Return only the number of lines in the data below where the word "heritage" appears.

Segment Start: The records

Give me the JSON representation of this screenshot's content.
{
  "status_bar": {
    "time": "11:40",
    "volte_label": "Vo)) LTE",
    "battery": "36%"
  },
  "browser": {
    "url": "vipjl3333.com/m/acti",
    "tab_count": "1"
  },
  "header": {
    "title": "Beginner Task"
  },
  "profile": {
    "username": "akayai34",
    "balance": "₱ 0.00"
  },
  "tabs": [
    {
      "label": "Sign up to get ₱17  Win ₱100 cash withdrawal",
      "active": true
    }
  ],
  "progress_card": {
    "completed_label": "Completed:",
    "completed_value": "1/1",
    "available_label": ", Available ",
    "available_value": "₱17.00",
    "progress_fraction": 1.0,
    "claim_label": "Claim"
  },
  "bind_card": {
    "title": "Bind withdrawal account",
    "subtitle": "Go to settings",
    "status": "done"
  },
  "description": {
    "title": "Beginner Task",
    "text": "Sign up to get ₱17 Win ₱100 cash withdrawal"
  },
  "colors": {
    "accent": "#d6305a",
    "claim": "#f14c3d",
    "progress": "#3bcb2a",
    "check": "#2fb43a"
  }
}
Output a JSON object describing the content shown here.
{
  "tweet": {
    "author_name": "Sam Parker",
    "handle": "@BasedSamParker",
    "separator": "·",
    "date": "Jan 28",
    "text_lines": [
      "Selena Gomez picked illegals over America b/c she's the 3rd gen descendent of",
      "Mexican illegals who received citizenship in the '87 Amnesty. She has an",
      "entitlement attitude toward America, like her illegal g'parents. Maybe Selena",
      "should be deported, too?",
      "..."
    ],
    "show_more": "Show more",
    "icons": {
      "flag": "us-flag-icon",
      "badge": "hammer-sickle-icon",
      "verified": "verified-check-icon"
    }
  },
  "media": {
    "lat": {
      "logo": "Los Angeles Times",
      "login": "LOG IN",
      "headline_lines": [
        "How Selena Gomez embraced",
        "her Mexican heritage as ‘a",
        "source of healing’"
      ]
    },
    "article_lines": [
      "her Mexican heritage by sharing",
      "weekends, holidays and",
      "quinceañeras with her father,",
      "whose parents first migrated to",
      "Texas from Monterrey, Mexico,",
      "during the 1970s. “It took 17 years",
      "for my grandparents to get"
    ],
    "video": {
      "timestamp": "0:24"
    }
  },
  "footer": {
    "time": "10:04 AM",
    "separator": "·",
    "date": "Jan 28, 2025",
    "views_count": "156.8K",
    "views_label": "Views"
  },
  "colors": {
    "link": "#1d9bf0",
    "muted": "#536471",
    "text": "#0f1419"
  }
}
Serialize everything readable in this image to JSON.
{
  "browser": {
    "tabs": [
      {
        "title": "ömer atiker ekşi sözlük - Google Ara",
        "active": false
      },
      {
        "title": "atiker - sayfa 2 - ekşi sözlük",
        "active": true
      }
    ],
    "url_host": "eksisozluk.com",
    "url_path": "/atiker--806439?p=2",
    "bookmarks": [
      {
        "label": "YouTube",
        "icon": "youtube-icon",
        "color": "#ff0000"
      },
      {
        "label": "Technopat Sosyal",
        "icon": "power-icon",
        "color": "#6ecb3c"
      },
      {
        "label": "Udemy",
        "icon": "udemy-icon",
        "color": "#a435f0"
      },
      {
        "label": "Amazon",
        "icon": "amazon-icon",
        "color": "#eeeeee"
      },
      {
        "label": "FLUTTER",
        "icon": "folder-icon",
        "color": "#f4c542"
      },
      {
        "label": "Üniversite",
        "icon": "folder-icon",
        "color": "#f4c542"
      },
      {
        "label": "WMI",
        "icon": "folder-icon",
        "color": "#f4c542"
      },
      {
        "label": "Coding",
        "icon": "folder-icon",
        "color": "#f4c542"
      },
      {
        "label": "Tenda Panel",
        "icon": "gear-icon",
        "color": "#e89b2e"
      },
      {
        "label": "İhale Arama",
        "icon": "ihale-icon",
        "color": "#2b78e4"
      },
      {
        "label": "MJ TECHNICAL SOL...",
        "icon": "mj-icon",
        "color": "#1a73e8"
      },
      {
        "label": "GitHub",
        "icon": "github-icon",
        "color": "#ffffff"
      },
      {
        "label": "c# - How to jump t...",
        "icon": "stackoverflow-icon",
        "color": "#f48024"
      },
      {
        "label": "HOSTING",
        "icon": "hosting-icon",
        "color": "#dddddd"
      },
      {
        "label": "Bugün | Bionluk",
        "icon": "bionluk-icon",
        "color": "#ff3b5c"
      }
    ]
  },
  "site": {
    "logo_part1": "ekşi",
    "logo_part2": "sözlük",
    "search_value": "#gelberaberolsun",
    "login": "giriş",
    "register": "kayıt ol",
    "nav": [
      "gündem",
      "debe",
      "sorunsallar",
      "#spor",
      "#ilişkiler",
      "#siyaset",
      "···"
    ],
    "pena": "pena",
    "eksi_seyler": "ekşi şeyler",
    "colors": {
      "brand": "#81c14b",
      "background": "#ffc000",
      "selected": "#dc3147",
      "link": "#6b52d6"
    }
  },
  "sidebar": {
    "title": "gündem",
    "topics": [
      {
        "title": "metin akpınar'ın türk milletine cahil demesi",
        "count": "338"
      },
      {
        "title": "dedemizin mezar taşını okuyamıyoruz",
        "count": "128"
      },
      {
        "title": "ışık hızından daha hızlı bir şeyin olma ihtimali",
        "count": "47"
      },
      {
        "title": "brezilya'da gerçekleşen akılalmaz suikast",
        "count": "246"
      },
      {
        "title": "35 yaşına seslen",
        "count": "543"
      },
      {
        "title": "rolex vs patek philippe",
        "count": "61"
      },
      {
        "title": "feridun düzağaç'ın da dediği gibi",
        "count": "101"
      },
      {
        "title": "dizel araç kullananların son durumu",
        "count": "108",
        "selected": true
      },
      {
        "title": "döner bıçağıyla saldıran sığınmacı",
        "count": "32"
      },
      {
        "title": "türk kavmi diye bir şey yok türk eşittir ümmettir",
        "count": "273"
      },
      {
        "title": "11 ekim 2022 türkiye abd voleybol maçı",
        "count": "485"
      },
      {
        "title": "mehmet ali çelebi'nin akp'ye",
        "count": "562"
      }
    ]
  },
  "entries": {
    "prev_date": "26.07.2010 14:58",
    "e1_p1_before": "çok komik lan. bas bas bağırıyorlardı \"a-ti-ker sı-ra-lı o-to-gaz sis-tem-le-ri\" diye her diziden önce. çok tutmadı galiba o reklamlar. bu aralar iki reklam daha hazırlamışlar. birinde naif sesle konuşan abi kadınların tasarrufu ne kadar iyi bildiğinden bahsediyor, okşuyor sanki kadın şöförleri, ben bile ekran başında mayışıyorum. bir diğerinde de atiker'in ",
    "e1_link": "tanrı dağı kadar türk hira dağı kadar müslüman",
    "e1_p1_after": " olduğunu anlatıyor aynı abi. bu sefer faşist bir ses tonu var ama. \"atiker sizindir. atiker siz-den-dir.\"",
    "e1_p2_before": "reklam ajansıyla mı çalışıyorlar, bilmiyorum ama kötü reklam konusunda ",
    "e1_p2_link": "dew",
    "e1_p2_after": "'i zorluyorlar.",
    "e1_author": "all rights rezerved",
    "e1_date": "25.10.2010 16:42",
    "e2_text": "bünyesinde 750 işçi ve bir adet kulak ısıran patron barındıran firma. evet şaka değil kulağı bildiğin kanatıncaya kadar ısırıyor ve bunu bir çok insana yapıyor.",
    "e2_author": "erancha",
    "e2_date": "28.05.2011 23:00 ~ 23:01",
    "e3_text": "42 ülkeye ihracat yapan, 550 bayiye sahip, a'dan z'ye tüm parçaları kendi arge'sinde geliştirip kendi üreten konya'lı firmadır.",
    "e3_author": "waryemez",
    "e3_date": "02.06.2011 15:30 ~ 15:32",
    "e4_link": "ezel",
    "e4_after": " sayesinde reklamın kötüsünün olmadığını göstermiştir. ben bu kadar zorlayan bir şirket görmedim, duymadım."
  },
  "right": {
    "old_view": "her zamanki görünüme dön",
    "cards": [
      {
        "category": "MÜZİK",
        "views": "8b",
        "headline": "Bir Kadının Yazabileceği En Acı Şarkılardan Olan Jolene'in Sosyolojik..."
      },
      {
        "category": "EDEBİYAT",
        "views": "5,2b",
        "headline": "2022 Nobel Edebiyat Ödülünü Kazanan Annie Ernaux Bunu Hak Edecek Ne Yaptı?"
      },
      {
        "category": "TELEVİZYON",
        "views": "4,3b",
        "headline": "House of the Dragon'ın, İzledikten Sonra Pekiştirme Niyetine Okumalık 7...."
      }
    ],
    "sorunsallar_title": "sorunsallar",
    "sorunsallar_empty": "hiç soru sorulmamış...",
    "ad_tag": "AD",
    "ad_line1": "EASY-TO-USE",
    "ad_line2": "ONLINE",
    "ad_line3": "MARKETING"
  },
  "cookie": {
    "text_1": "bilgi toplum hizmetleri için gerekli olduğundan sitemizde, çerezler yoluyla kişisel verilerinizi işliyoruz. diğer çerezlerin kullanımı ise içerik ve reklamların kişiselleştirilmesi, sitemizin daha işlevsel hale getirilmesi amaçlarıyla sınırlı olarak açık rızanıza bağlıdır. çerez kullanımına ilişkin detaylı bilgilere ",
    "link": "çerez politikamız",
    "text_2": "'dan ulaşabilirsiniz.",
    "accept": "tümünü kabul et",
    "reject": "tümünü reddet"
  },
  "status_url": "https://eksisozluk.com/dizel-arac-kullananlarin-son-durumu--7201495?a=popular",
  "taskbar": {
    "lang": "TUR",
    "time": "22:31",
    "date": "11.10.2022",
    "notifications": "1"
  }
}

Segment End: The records

▶ Written solution:
2